Taken together, this cut to working-class conditions is nearly reaching the level of the global Great Depression of the 1930s, when wages in Australia were cut by 10 percent or more in 1931 via the so-called Premiers’ Plan, also implemented by Labor governments.
If Dutton, a widely-reviled figure, can seek to profit from the collapse in the Labor government’s support, it is precisely because Labor has taken further the militarist and austerity measures of the Morrison Coalition government, in which Dutton was a key figure.
Dutton, like Trump in the US, personifies the threat of authoritarian rule. Yet this is part of a wider lurch to the right in official politics. Around the globe, the capitalist class is turning toward dictatorial forms of rule and fascistic parties, as in Italy, the Netherlands, Finland, Sweden and Argentina.
The ruling class fears the strikes and protests that have erupted internationally over the attacks on living standards and democratic rights, as well as against the naked US-backed Israeli barbarism in Gaza.
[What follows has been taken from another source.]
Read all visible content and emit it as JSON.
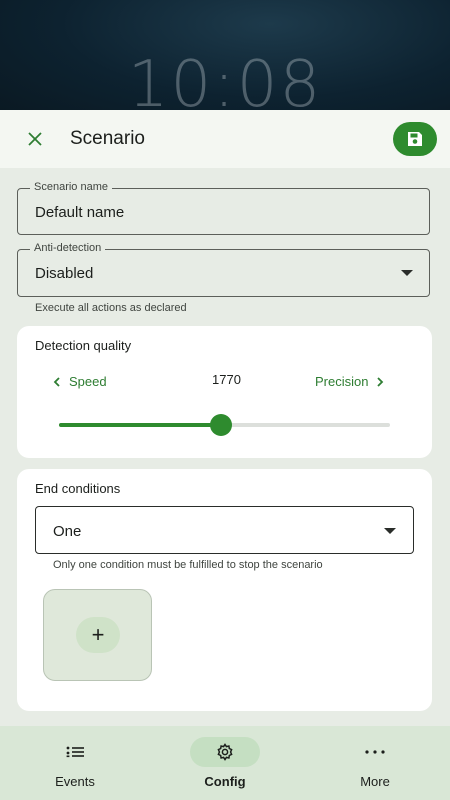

As the exchange between Albanese and Dutton demonstrates, however, the Labor Party is no alternative. It represents the capitalist class no less than the Coalition. All the claims by pseudo-left groups that Labor is a “lesser evil,” which can be pressured to change its policies, are political poison. In fact, by straitjacketing and suppressing the struggles of workers, with the help of these same groups, Labor and the union bureaucrats are paving the way for Dutton.
The only alternative is the development of a new socialist, internationalist and revolutionary leadership in the working class. That means building the Socialist Equality Party.